I think it’s so telling and such a grace that right after this you get the account of the thieves on the cross. You get these two men. And in verse 39 it says one criminal railed at him. Aren’t you the Christ? Save yourself and us. But then there’s the other one. And it feels like, doesn’t it, if you’ve gone your whole life and the climax of your life is you’ve been crucified. You’re so bad. Society’s decided let’s just nail the guy to a tree. Your best hopes are behind you. Salvation and rescue are long forgotten things. You’ve missed out on whatever it was. Guess what? You’ve missed out. Yet in the last moments of this man’s life who’s lived most likely a terrible, terrible life of crime, murder, few moments left he cries out to Jesus. He mourns in his last moments. He rebuked the other thief. Do you not fear God since you’re under the same sentence of condemnation? And we indeed, justly for we are receiving the due reward of our deeds. But this man has done nothing wrong. And the man in his own way probably does not have good theology. The man in his own way in that moment just says, will you remember me?

He just says remember me.

That’s how gracious he is. How kind Jesus is to each of us. That if we would just throw ourselves at him, he would grab us and save us and call us his own. Friends, this is a God of unutterable grace and mercy and love for us whoever we are, wherever we are. It does not matter. Jesus says come. Come.

So I pray that for you and for myself that on this Easter we would mourn for the promise of being comforted. Let’s pray.

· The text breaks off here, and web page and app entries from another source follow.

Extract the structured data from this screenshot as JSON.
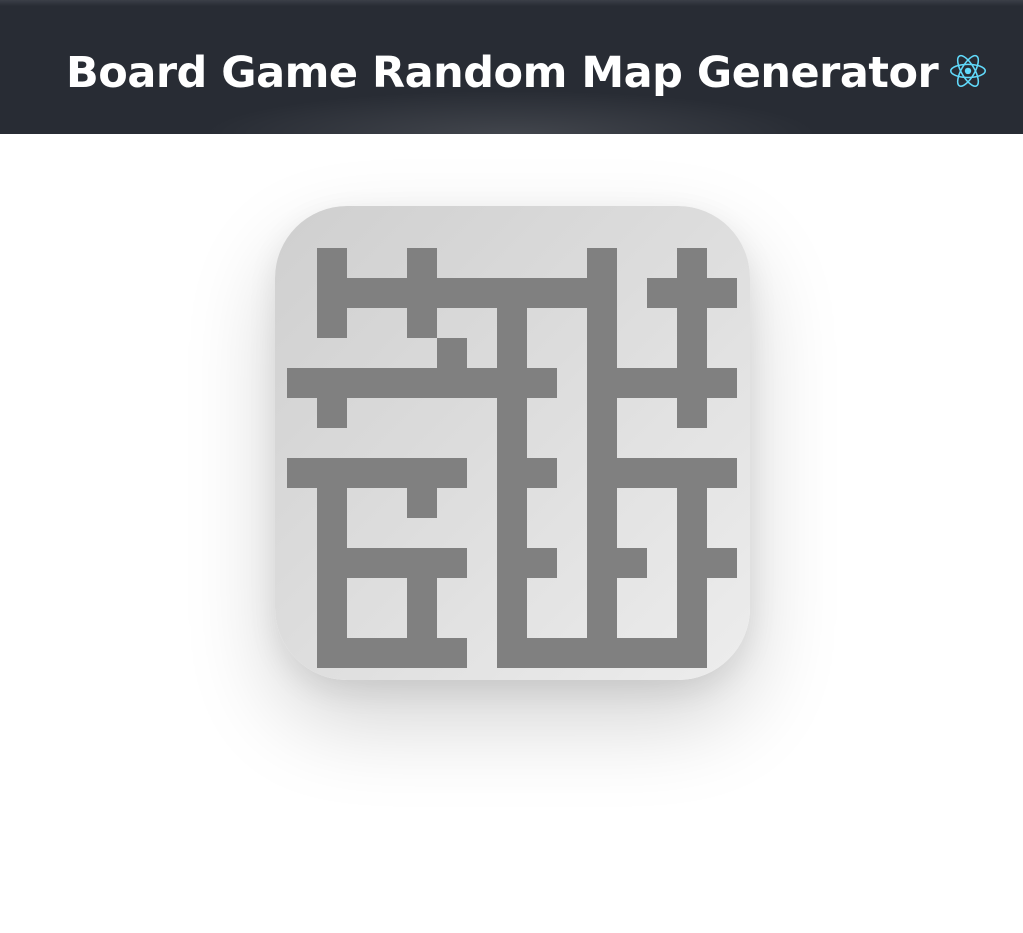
{
  "header": {
    "title": "Board Game Random Map Generator",
    "logo_icon": "react-atom-icon",
    "background_color": "#282c34",
    "logo_color": "#61dafb"
  },
  "map": {
    "columns": 15,
    "rows": 15,
    "wall_color": "#808080",
    "floor_gradient": [
      "#cfcfcf",
      "#ededed"
    ],
    "grid": [
      "...............",
      ".#..#.....#..#.",
      ".##########.###",
      ".#..#..#..#..#.",
      ".....#.#..#..#.",
      "#########.#####",
      ".#.....#..#..#.",
      ".......#..#....",
      "######.##.#####",
      ".#..#..#..#..#.",
      ".#.....#..#..#.",
      ".#####.##.##.##",
      ".#..#..#..#..#.",
      ".#..#..#..#..#.",
      ".#####.#######."
    ]
  }
}
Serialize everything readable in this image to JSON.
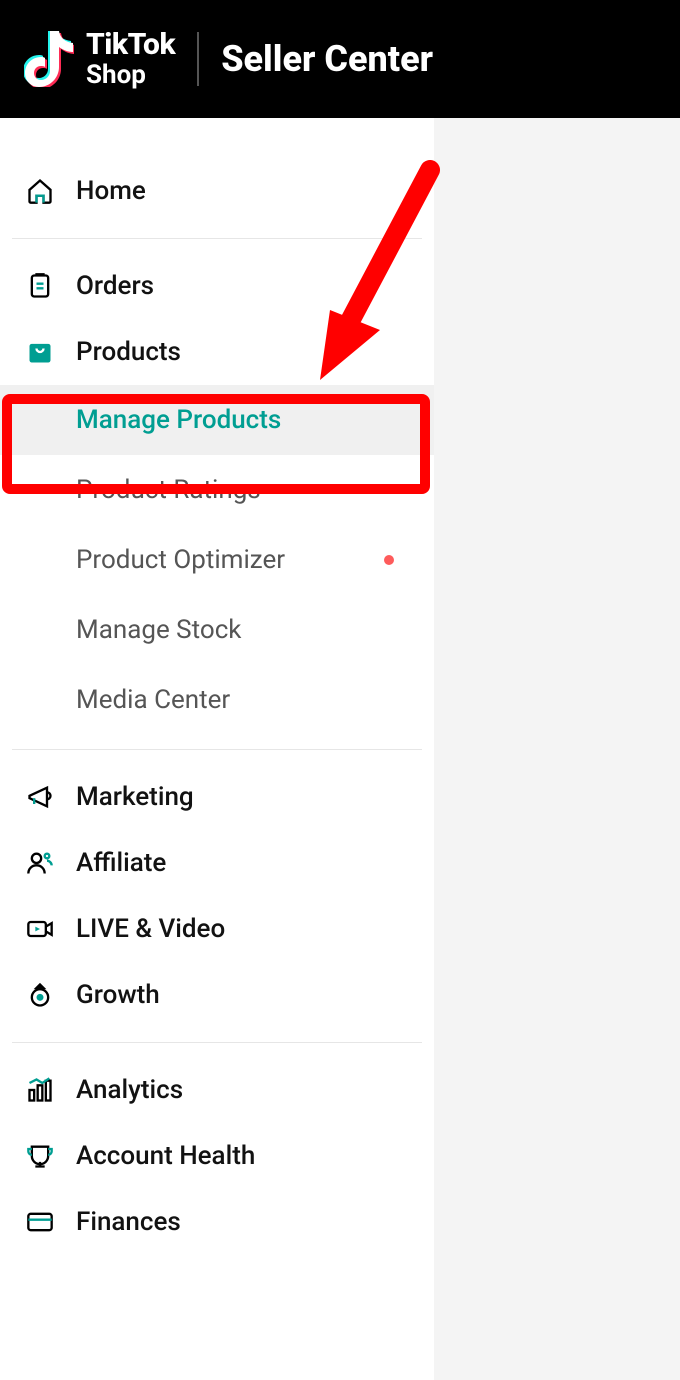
{
  "header": {
    "brand": "TikTok",
    "sub": "Shop",
    "title": "Seller Center"
  },
  "nav": {
    "home": "Home",
    "orders": "Orders",
    "products": "Products",
    "manage_products": "Manage Products",
    "product_ratings": "Product Ratings",
    "product_optimizer": "Product Optimizer",
    "manage_stock": "Manage Stock",
    "media_center": "Media Center",
    "marketing": "Marketing",
    "affiliate": "Affiliate",
    "live_video": "LIVE & Video",
    "growth": "Growth",
    "analytics": "Analytics",
    "account_health": "Account Health",
    "finances": "Finances"
  }
}
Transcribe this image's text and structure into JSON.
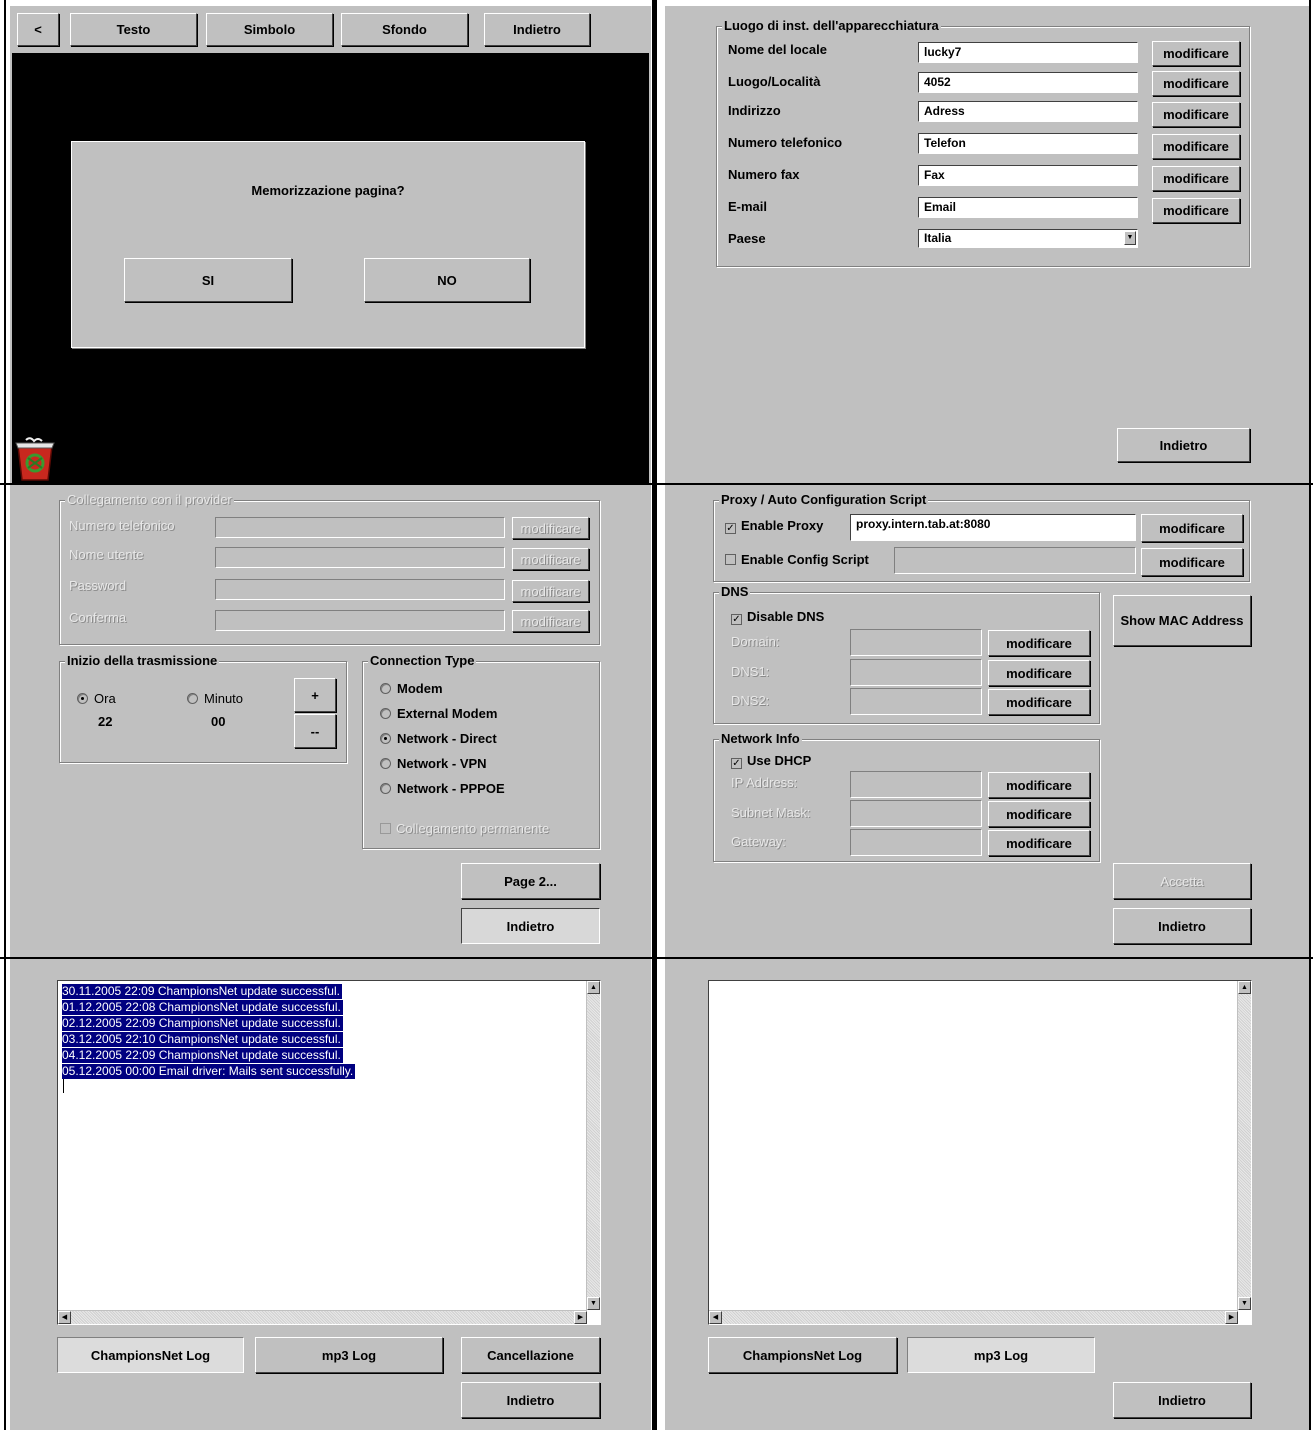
{
  "panel1": {
    "toolbar": {
      "back": "<",
      "testo": "Testo",
      "simbolo": "Simbolo",
      "sfondo": "Sfondo",
      "indietro": "Indietro"
    },
    "dialog": {
      "question": "Memorizzazione pagina?",
      "yes": "SI",
      "no": "NO"
    }
  },
  "panel2": {
    "group_title": "Luogo di inst. dell'apparecchiatura",
    "rows": [
      {
        "label": "Nome del locale",
        "value": "lucky7",
        "button": "modificare"
      },
      {
        "label": "Luogo/Località",
        "value": "4052",
        "button": "modificare"
      },
      {
        "label": "Indirizzo",
        "value": "Adress",
        "button": "modificare"
      },
      {
        "label": "Numero telefonico",
        "value": "Telefon",
        "button": "modificare"
      },
      {
        "label": "Numero fax",
        "value": "Fax",
        "button": "modificare"
      },
      {
        "label": "E-mail",
        "value": "Email",
        "button": "modificare"
      }
    ],
    "country_label": "Paese",
    "country_value": "Italia",
    "back": "Indietro"
  },
  "panel3": {
    "provider_title": "Collegamento con il provider",
    "provider_rows": [
      {
        "label": "Numero telefonico",
        "button": "modificare"
      },
      {
        "label": "Nome utente",
        "button": "modificare"
      },
      {
        "label": "Password",
        "button": "modificare"
      },
      {
        "label": "Conferma",
        "button": "modificare"
      }
    ],
    "start_title": "Inizio della trasmissione",
    "ora_label": "Ora",
    "minuto_label": "Minuto",
    "ora_value": "22",
    "minuto_value": "00",
    "plus": "+",
    "minus": "--",
    "conn_title": "Connection Type",
    "conn_options": [
      "Modem",
      "External Modem",
      "Network - Direct",
      "Network - VPN",
      "Network - PPPOE"
    ],
    "conn_selected": 2,
    "permanent": "Collegamento permanente",
    "page2": "Page 2...",
    "back": "Indietro"
  },
  "panel4": {
    "proxy_title": "Proxy / Auto Configuration Script",
    "enable_proxy": "Enable Proxy",
    "proxy_value": "proxy.intern.tab.at:8080",
    "enable_script": "Enable Config Script",
    "modify": "modificare",
    "dns_title": "DNS",
    "disable_dns": "Disable DNS",
    "dns_rows": [
      "Domain:",
      "DNS1:",
      "DNS2:"
    ],
    "mac_button": "Show MAC Address",
    "netinfo_title": "Network Info",
    "use_dhcp": "Use DHCP",
    "net_rows": [
      "IP Address:",
      "Subnet Mask:",
      "Gateway:"
    ],
    "accept": "Accetta",
    "back": "Indietro"
  },
  "panel5": {
    "log_lines": [
      "30.11.2005 22:09 ChampionsNet update successful.",
      "01.12.2005 22:08 ChampionsNet update successful.",
      "02.12.2005 22:09 ChampionsNet update successful.",
      "03.12.2005 22:10 ChampionsNet update successful.",
      "04.12.2005 22:09 ChampionsNet update successful.",
      "05.12.2005 00:00 Email driver: Mails sent successfully."
    ],
    "champions_log": "ChampionsNet Log",
    "mp3_log": "mp3 Log",
    "clear": "Cancellazione",
    "back": "Indietro"
  },
  "panel6": {
    "champions_log": "ChampionsNet Log",
    "mp3_log": "mp3 Log",
    "back": "Indietro"
  },
  "colors": {
    "panel": "#c0c0c0",
    "selection": "#000080",
    "black_area": "#000000"
  },
  "icons": [
    "trash-bin-icon"
  ]
}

Father, forgive us for not daily reveling in the cross of Christ. For letting all the little things that steal our attention, steal our joy, steal our satisfaction, steal our best worship, all the things that we give so much weight to. Yet the finished work of your son Jesus it lives in the back of our minds. So rarely do we draw power from it. So rarely do we live in the forgiveness of it. So rarely do we live in the power and wonder of it all. Oh Lord, let our hearts and our minds be enraptured with the cross of Christ and the empty grave, that bids us come and die, that we would live and liffER and LIFER and LIFER and LIGHTER and LIFER and LIFFER and LIFFER

Preacher: Chad Cronin

Passage: Luke 23:26-31